● **Exercise brief**: Repeat the records in full. No pictures belong in the copy.

- - - - - - -

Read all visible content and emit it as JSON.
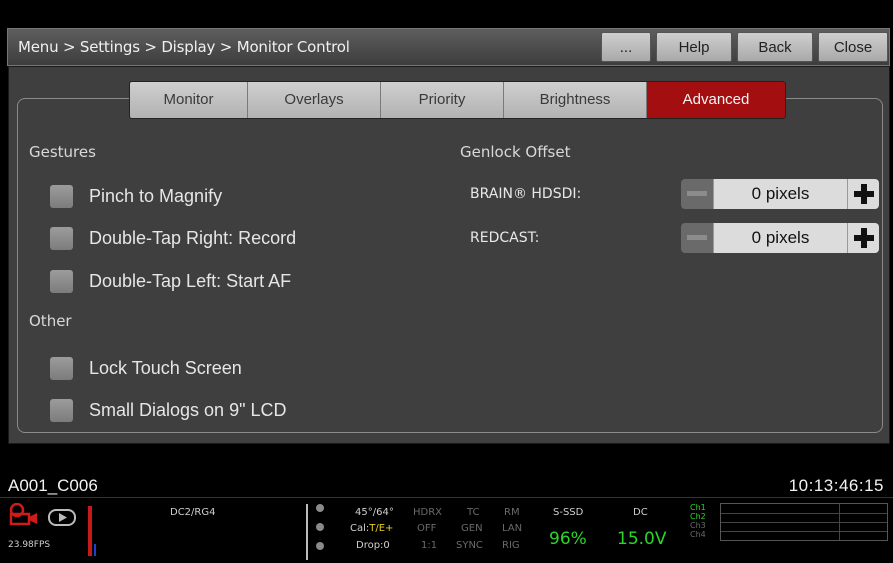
{
  "titlebar": {
    "breadcrumb": "Menu > Settings > Display > Monitor Control",
    "more_label": "...",
    "help_label": "Help",
    "back_label": "Back",
    "close_label": "Close"
  },
  "tabs": [
    {
      "label": "Monitor",
      "active": false
    },
    {
      "label": "Overlays",
      "active": false
    },
    {
      "label": "Priority",
      "active": false
    },
    {
      "label": "Brightness",
      "active": false
    },
    {
      "label": "Advanced",
      "active": true
    }
  ],
  "gestures": {
    "title": "Gestures",
    "items": [
      {
        "label": "Pinch to Magnify",
        "checked": false
      },
      {
        "label": "Double-Tap Right: Record",
        "checked": false
      },
      {
        "label": "Double-Tap Left: Start AF",
        "checked": false
      }
    ]
  },
  "other": {
    "title": "Other",
    "items": [
      {
        "label": "Lock Touch Screen",
        "checked": false
      },
      {
        "label": "Small Dialogs on 9\" LCD",
        "checked": false
      }
    ]
  },
  "genlock": {
    "title": "Genlock Offset",
    "rows": [
      {
        "label": "BRAIN® HDSDI:",
        "value": "0 pixels"
      },
      {
        "label": "REDCAST:",
        "value": "0 pixels"
      }
    ]
  },
  "status": {
    "clip_name": "A001_C006",
    "timecode": "10:13:46:15",
    "fps": "23.98FPS",
    "look": "DC2/RG4",
    "shutter": "45°/64°",
    "cal_prefix": "Cal:",
    "cal_value": "T/E+",
    "drop": "Drop:0",
    "hdrx": [
      "HDRX",
      "OFF",
      "1:1"
    ],
    "tc": [
      "TC",
      "GEN",
      "SYNC"
    ],
    "rm": [
      "RM",
      "LAN",
      "RIG"
    ],
    "media_label": "S-SSD",
    "media_value": "96%",
    "power_label": "DC",
    "power_value": "15.0V",
    "channels": [
      "Ch1",
      "Ch2",
      "Ch3",
      "Ch4"
    ]
  },
  "colors": {
    "accent_red": "#a30f10",
    "status_green": "#2ad62a"
  }
}
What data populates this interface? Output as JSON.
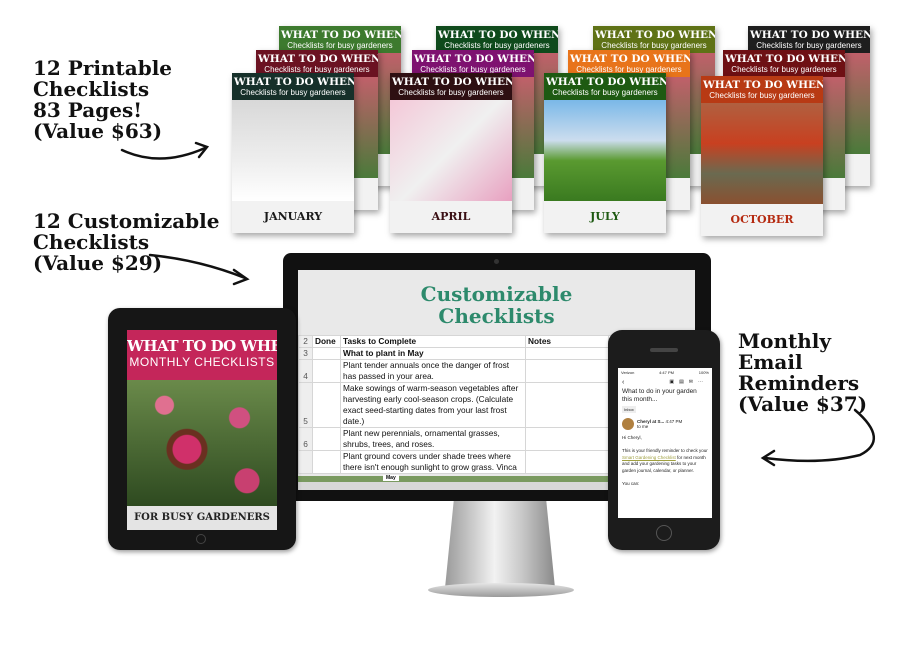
{
  "callouts": {
    "printable": [
      "12 Printable",
      "Checklists",
      "83 Pages!",
      "(Value $63)"
    ],
    "customizable": [
      "12 Customizable",
      "Checklists",
      "(Value $29)"
    ],
    "email": [
      "Monthly",
      "Email",
      "Reminders",
      "(Value $37)"
    ]
  },
  "cards": {
    "title": "WHAT TO DO WHEN",
    "subtitle": "Checklists for busy gardeners",
    "front_months": [
      "JANUARY",
      "APRIL",
      "JULY",
      "OCTOBER"
    ],
    "header_colors": [
      "#3d7a2e",
      "#6b1222",
      "#16302a",
      "#0f4a1c",
      "#7e1270",
      "#2e0f12",
      "#5f7216",
      "#e8741a",
      "#1e5a12",
      "#1e1e1e",
      "#6e1014",
      "#b83a14"
    ],
    "month_colors": [
      "#1a1a1a",
      "#3a0f14",
      "#1e5a12",
      "#b52a10"
    ]
  },
  "spreadsheet": {
    "title": "Customizable Checklists",
    "headers": {
      "row": "2",
      "done": "Done",
      "tasks": "Tasks to Complete",
      "notes": "Notes"
    },
    "section": {
      "row": "3",
      "text": "What to plant in May"
    },
    "rows": [
      {
        "row": "4",
        "text": "Plant tender annuals once the danger of frost has passed in your area."
      },
      {
        "row": "5",
        "text": "Make sowings of warm-season vegetables after harvesting early cool-season crops. (Calculate exact seed-starting dates from your last frost date.)"
      },
      {
        "row": "6",
        "text": "Plant new perennials, ornamental grasses, shrubs, trees, and roses."
      },
      {
        "row": "",
        "text": "Plant ground covers under shade trees where there isn't enough sunlight to grow grass. Vinca"
      }
    ],
    "active_tab": "May"
  },
  "tablet": {
    "title": "WHAT TO DO WHEN",
    "subtitle": "MONTHLY CHECKLISTS",
    "footer": "FOR BUSY GARDENERS"
  },
  "phone": {
    "carrier": "Verizon",
    "time": "4:47 PM",
    "battery": "100%",
    "subject": "What to do in your garden this month...",
    "label": "Inbox",
    "sender": "Cheryl at S...",
    "sent_time": "4:47 PM",
    "to": "to me",
    "greeting": "Hi Cheryl,",
    "body_pre": "This is your friendly reminder to check your ",
    "link": "Smart Gardening Checklist",
    "body_post": " for next month and add your gardening tasks to your garden journal, calendar, or planner.",
    "more": "You can:"
  }
}
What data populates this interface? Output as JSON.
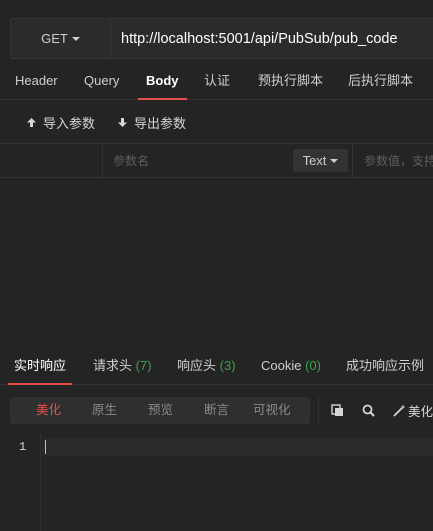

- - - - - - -

● **Problem solution**:
Read all visible content and emit it as JSON.
{
  "titlebar": {
    "breadcrumb": "Menu > Settings > Display > Monitor Control",
    "more_label": "...",
    "help_label": "Help",
    "back_label": "Back",
    "close_label": "Close"
  },
  "tabs": [
    {
      "label": "Monitor",
      "active": false
    },
    {
      "label": "Overlays",
      "active": false
    },
    {
      "label": "Priority",
      "active": false
    },
    {
      "label": "Brightness",
      "active": false
    },
    {
      "label": "Advanced",
      "active": true
    }
  ],
  "gestures": {
    "title": "Gestures",
    "items": [
      {
        "label": "Pinch to Magnify",
        "checked": false
      },
      {
        "label": "Double-Tap Right: Record",
        "checked": false
      },
      {
        "label": "Double-Tap Left: Start AF",
        "checked": false
      }
    ]
  },
  "other": {
    "title": "Other",
    "items": [
      {
        "label": "Lock Touch Screen",
        "checked": false
      },
      {
        "label": "Small Dialogs on 9\" LCD",
        "checked": false
      }
    ]
  },
  "genlock": {
    "title": "Genlock Offset",
    "rows": [
      {
        "label": "BRAIN® HDSDI:",
        "value": "0 pixels"
      },
      {
        "label": "REDCAST:",
        "value": "0 pixels"
      }
    ]
  },
  "status": {
    "clip_name": "A001_C006",
    "timecode": "10:13:46:15",
    "fps": "23.98FPS",
    "look": "DC2/RG4",
    "shutter": "45°/64°",
    "cal_prefix": "Cal:",
    "cal_value": "T/E+",
    "drop": "Drop:0",
    "hdrx": [
      "HDRX",
      "OFF",
      "1:1"
    ],
    "tc": [
      "TC",
      "GEN",
      "SYNC"
    ],
    "rm": [
      "RM",
      "LAN",
      "RIG"
    ],
    "media_label": "S-SSD",
    "media_value": "96%",
    "power_label": "DC",
    "power_value": "15.0V",
    "channels": [
      "Ch1",
      "Ch2",
      "Ch3",
      "Ch4"
    ]
  },
  "colors": {
    "accent_red": "#a30f10",
    "status_green": "#2ad62a"
  }
}
What data populates this interface? Output as JSON.
{
  "callouts": {
    "printable": [
      "12 Printable",
      "Checklists",
      "83 Pages!",
      "(Value $63)"
    ],
    "customizable": [
      "12 Customizable",
      "Checklists",
      "(Value $29)"
    ],
    "email": [
      "Monthly",
      "Email",
      "Reminders",
      "(Value $37)"
    ]
  },
  "cards": {
    "title": "WHAT TO DO WHEN",
    "subtitle": "Checklists for busy gardeners",
    "front_months": [
      "JANUARY",
      "APRIL",
      "JULY",
      "OCTOBER"
    ],
    "header_colors": [
      "#3d7a2e",
      "#6b1222",
      "#16302a",
      "#0f4a1c",
      "#7e1270",
      "#2e0f12",
      "#5f7216",
      "#e8741a",
      "#1e5a12",
      "#1e1e1e",
      "#6e1014",
      "#b83a14"
    ],
    "month_colors": [
      "#1a1a1a",
      "#3a0f14",
      "#1e5a12",
      "#b52a10"
    ]
  },
  "spreadsheet": {
    "title": "Customizable Checklists",
    "headers": {
      "row": "2",
      "done": "Done",
      "tasks": "Tasks to Complete",
      "notes": "Notes"
    },
    "section": {
      "row": "3",
      "text": "What to plant in May"
    },
    "rows": [
      {
        "row": "4",
        "text": "Plant tender annuals once the danger of frost has passed in your area."
      },
      {
        "row": "5",
        "text": "Make sowings of warm-season vegetables after harvesting early cool-season crops. (Calculate exact seed-starting dates from your last frost date.)"
      },
      {
        "row": "6",
        "text": "Plant new perennials, ornamental grasses, shrubs, trees, and roses."
      },
      {
        "row": "",
        "text": "Plant ground covers under shade trees where there isn't enough sunlight to grow grass. Vinca"
      }
    ],
    "active_tab": "May"
  },
  "tablet": {
    "title": "WHAT TO DO WHEN",
    "subtitle": "MONTHLY CHECKLISTS",
    "footer": "FOR BUSY GARDENERS"
  },
  "phone": {
    "carrier": "Verizon",
    "time": "4:47 PM",
    "battery": "100%",
    "subject": "What to do in your garden this month...",
    "label": "Inbox",
    "sender": "Cheryl at S...",
    "sent_time": "4:47 PM",
    "to": "to me",
    "greeting": "Hi Cheryl,",
    "body_pre": "This is your friendly reminder to check your ",
    "link": "Smart Gardening Checklist",
    "body_post": " for next month and add your gardening tasks to your garden journal, calendar, or planner.",
    "more": "You can:"
  }
}
What data populates this interface? Output as JSON.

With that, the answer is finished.